SHAFAQNA (Shia International News Association)
The deadly Ebola virus ravaging Sierra Leone and Liberia has pushed already weak healthcare systems into intensive care.
While global efforts have been focused on Ebola, many people have failed to receive treatment for other diseases such as malaria and measles, and this has led to even more deaths, experts say.
“It’s a vicious cycle,” Sierra Leonean risk analyst Omaru Sisay told the BBC.
“Because of Ebola, cases of people not being treated for malaria, cholera and measles have increased significantly,” he says.
Painting a similar picture about Liberia, the UN children’s agency Unicef says Ebola has severely disrupted health services for children, caused schools to close and left thousands of children without a parent.
“Children are dying from measles and other vaccine-preventable diseases and pregnant women have fewer places to deliver their babies safely,” it said in a statement.

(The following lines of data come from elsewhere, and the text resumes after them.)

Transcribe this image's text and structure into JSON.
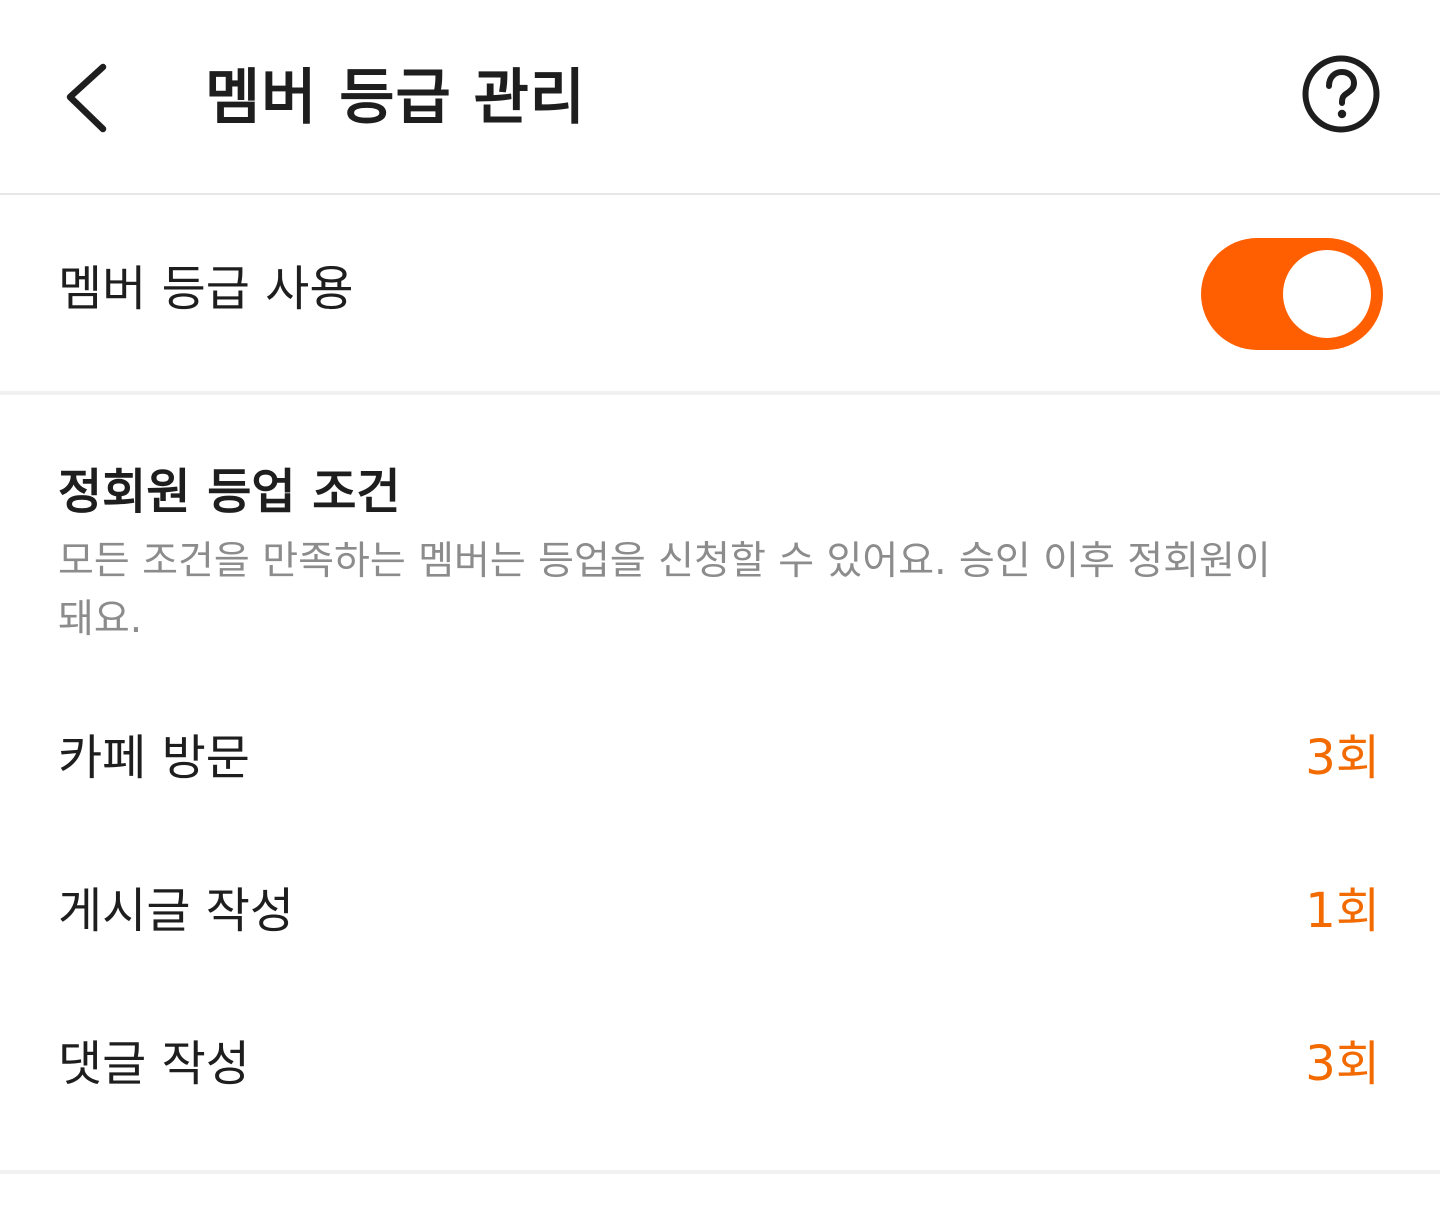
{
  "header": {
    "back_icon": "chevron-left-icon",
    "title": "멤버 등급 관리",
    "help_icon": "question-circle-icon"
  },
  "toggle_row": {
    "label": "멤버 등급 사용",
    "enabled": true,
    "accent_color": "#ff5f00"
  },
  "conditions": {
    "title": "정회원 등업 조건",
    "description": "모든 조건을 만족하는 멤버는 등업을 신청할 수 있어요. 승인 이후 정회원이 돼요.",
    "value_color": "#f26a00",
    "items": [
      {
        "label": "카페 방문",
        "value": "3회"
      },
      {
        "label": "게시글 작성",
        "value": "1회"
      },
      {
        "label": "댓글 작성",
        "value": "3회"
      }
    ]
  }
}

The BBC’s Jonathan Paye-Layleh in the Liberian capital, Monrovia, says that while statistics are not available, suspicion exists that some of the deaths attributed to Ebola have been caused by cholera, malaria, typhoid and other illnesses, as people either did not go to hospitals or were turned away by medical workers who feared that they carried the deadly virus.
He says with the rainy season under way, the government has in recent weeks taken steps to prevent a cholera outbreak by chlorinating wells in Monrovia.

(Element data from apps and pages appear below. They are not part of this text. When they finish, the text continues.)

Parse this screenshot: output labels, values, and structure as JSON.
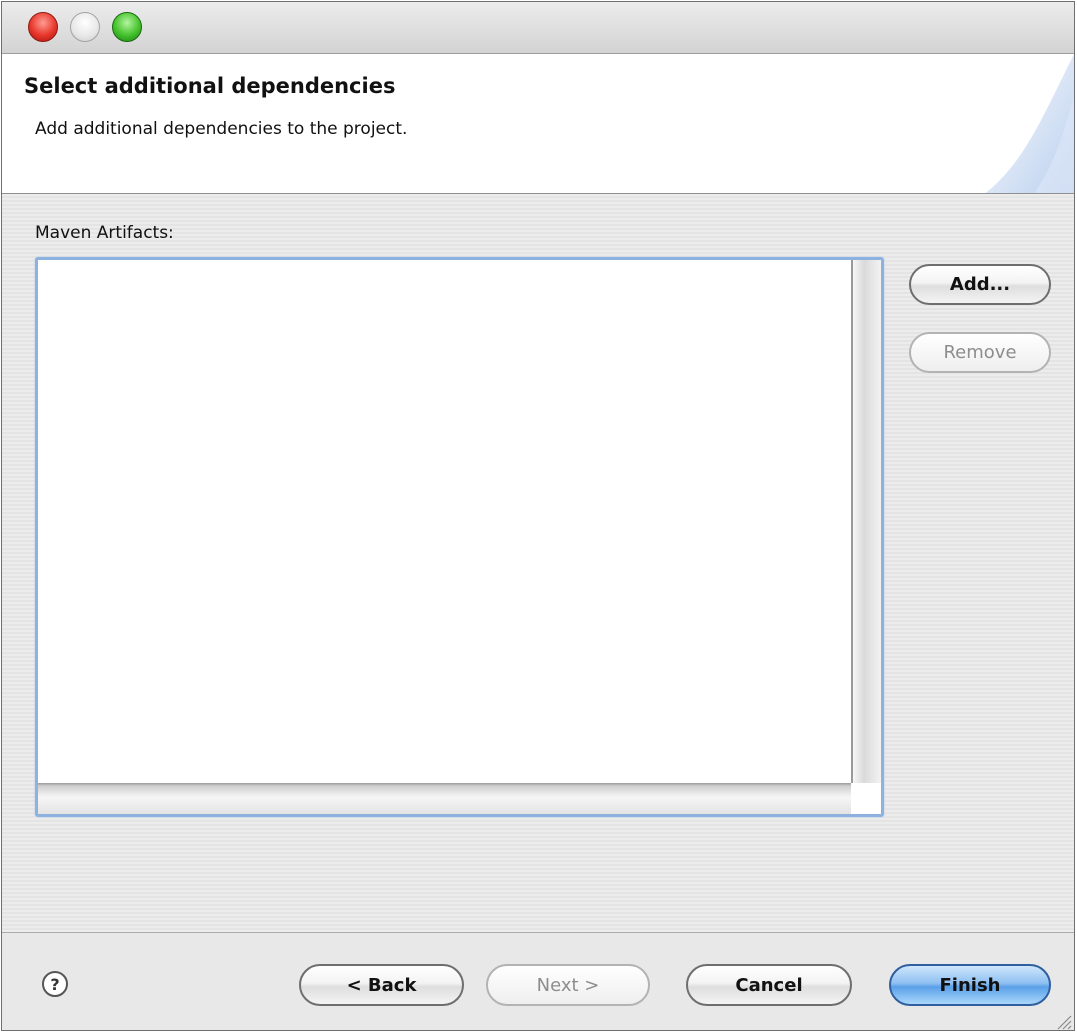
{
  "window": {
    "controls": [
      "close-icon",
      "minimize-icon",
      "zoom-icon"
    ]
  },
  "header": {
    "title": "Select additional dependencies",
    "subtitle": "Add additional dependencies to the project."
  },
  "artifacts": {
    "label": "Maven Artifacts:",
    "items": [],
    "add_label": "Add...",
    "remove_label": "Remove"
  },
  "footer": {
    "help_icon": "help-icon",
    "help_glyph": "?",
    "back_label": "< Back",
    "next_label": "Next >",
    "cancel_label": "Cancel",
    "finish_label": "Finish"
  },
  "colors": {
    "focus_ring": "#8db2df",
    "default_button": "#5aa0e8",
    "close": "#e8362b",
    "zoom": "#44c22c"
  }
}
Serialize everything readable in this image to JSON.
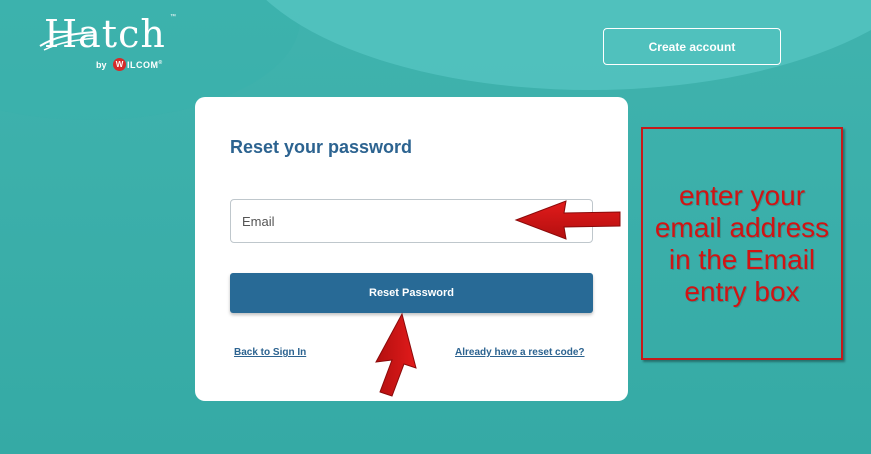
{
  "logo": {
    "word": "Hatch",
    "tm": "™",
    "by": "by",
    "badge_letter": "W",
    "company": "ILCOM",
    "tm2": "®"
  },
  "header": {
    "create_account_label": "Create account"
  },
  "card": {
    "title": "Reset your password",
    "email_placeholder": "Email",
    "reset_button_label": "Reset Password",
    "back_link": "Back to Sign In",
    "code_link": "Already have a reset code?"
  },
  "annotation": {
    "text": "enter your email address in the Email entry box",
    "color": "#d01414"
  },
  "colors": {
    "background": "#3aafaa",
    "primary": "#286a96",
    "title": "#2c6390"
  }
}
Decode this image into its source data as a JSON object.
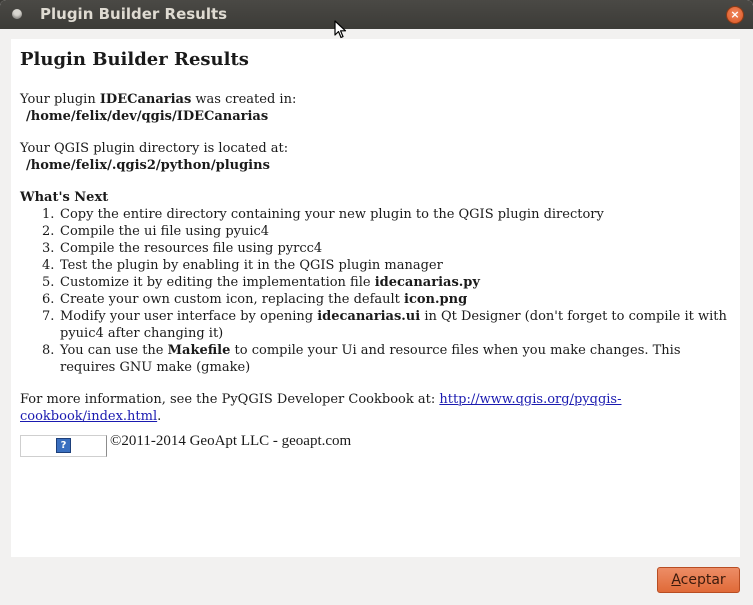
{
  "window": {
    "title": "Plugin Builder Results",
    "close_glyph": "×"
  },
  "doc": {
    "heading": "Plugin Builder Results",
    "created_prefix": "Your plugin ",
    "plugin_name": "IDECanarias",
    "created_suffix": " was created in:",
    "plugin_path": "/home/felix/dev/qgis/IDECanarias",
    "dir_text": "Your QGIS plugin directory is located at:",
    "dir_path": "/home/felix/.qgis2/python/plugins",
    "next_heading": "What's Next",
    "steps": [
      {
        "n": "1.",
        "a": "Copy the entire directory containing your new plugin to the QGIS plugin directory",
        "b": "",
        "c": ""
      },
      {
        "n": "2.",
        "a": "Compile the ui file using pyuic4",
        "b": "",
        "c": ""
      },
      {
        "n": "3.",
        "a": "Compile the resources file using pyrcc4",
        "b": "",
        "c": ""
      },
      {
        "n": "4.",
        "a": "Test the plugin by enabling it in the QGIS plugin manager",
        "b": "",
        "c": ""
      },
      {
        "n": "5.",
        "a": "Customize it by editing the implementation file ",
        "b": "idecanarias.py",
        "c": ""
      },
      {
        "n": "6.",
        "a": "Create your own custom icon, replacing the default ",
        "b": "icon.png",
        "c": ""
      },
      {
        "n": "7.",
        "a": "Modify your user interface by opening ",
        "b": "idecanarias.ui",
        "c": " in Qt Designer (don't forget to compile it with pyuic4 after changing it)"
      },
      {
        "n": "8.",
        "a": "You can use the ",
        "b": "Makefile",
        "c": " to compile your Ui and resource files when you make changes. This requires GNU make (gmake)"
      }
    ],
    "more_info_prefix": "For more information, see the PyQGIS Developer Cookbook at: ",
    "more_info_link": "http://www.qgis.org/pyqgis-cookbook/index.html",
    "more_info_suffix": ".",
    "broken_image_glyph": "?",
    "copyright": "©2011-2014 GeoApt LLC - geoapt.com"
  },
  "buttons": {
    "accept_first": "A",
    "accept_rest": "ceptar"
  },
  "colors": {
    "accent": "#e06a38",
    "link": "#1a1ab0",
    "titlebar": "#3c3b37"
  },
  "icons": {
    "window_menu": "window-menu-icon",
    "close": "close-icon",
    "cursor": "mouse-cursor-icon",
    "broken_image": "broken-image-icon"
  }
}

Unicef estimates that 8.5 million children and young people under the age of 20 live in areas affected by Ebola in Sierra Leone, Liberia and Guinea. Of these, 2.5 million are under the age of five.